Carl Henrik Knutsen (University of Oslo) and Lise Rakner (University of Bergen) in conversation with Lisa-Marie Selvik (University of Bergen).
How do political regimes die? Are there historical patterns in regime breakdowns? Does history really repeat itself?
Coups are the most common form of irregular non-institutionalized leadership change. They are also the most common form of unconstitutional regime change. Military coups has a “retro” feel to it, something belonging to the 1970s. Recently, however, we have seen a forced leadership change in Zimbabwe and a prevented military coup attempt in Gabon. This begs the question; what constitutes a “coup” of today? And what role can coups play for regime breakdown and change?
In a new global dataset, Carl Henrik Knutsen (UiO) and colleagues investigate historical patterns of regime breakdown. One pattern is a cyclical pattern across modern history in how regimes end. Amongst the most common modes of breakdown are military coups d’état, trending in “popularity” over time. What are the circumstances leading to coups, and can we predict them? Could it be that the future holds a new wave of coups d’état? And how will coups of today look in comparison to coups of the 1840s and 1970s?

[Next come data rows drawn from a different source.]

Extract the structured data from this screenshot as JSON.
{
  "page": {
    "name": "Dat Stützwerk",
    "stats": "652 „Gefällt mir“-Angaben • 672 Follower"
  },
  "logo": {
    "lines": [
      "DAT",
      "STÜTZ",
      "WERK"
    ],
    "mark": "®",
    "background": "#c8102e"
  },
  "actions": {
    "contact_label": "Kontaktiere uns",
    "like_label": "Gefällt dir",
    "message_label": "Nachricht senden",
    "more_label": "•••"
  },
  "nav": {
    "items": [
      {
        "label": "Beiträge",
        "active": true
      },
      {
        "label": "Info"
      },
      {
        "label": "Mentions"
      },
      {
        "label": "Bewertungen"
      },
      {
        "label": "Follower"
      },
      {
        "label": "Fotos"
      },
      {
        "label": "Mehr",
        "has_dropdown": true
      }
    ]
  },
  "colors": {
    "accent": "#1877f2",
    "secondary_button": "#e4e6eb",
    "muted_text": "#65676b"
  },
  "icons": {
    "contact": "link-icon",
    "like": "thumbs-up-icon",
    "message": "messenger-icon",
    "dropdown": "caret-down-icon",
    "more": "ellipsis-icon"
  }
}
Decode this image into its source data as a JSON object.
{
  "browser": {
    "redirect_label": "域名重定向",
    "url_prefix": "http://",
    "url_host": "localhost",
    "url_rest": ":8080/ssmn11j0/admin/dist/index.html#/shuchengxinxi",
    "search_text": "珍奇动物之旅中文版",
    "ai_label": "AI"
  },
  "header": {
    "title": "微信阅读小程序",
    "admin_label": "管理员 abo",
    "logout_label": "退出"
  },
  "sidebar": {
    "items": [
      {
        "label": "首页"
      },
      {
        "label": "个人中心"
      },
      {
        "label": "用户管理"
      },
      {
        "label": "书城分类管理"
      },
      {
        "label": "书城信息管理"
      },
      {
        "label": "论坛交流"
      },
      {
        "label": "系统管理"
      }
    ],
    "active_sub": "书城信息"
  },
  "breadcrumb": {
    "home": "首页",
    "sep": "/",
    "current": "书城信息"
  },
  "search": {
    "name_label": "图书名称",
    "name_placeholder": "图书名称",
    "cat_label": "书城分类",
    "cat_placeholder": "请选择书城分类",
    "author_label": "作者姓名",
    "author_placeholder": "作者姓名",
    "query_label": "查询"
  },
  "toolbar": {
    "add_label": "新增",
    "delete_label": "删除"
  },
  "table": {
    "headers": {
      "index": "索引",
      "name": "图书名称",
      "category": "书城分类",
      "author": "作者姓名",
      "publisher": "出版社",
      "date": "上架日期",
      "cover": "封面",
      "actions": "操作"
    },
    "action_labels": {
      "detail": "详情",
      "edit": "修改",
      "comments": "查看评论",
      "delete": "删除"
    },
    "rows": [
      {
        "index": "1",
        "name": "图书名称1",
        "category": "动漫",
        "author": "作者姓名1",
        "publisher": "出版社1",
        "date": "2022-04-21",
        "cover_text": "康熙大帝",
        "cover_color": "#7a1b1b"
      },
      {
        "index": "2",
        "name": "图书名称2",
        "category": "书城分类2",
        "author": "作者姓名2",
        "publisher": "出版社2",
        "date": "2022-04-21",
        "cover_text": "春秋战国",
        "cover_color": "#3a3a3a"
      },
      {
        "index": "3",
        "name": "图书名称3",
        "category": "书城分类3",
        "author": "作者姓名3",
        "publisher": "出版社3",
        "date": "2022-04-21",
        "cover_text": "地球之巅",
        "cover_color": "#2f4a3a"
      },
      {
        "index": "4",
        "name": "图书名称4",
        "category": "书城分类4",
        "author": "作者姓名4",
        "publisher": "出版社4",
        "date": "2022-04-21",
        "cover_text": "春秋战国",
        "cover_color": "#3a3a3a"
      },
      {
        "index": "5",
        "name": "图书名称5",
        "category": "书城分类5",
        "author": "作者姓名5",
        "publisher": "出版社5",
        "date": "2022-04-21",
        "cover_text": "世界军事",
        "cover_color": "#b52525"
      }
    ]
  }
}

Free and open to all – coffee and croissants will be served!
See the event on the LawTransform page here:
https://www.lawtransform.no/event/military-coups-of-today/Breakfasts for Democracy (
) is a seminar series organized by the research project ‘Breaking BAD: Understanding the Backlash Against Democracy in Africa’ in cooperation with Bergen Global. In the series, we discuss current events in world politics in light of research on processes of democratization and autocratization. Breaking BAD is a joint University of Bergen and CMI research project funded by the Norwegian Research Council.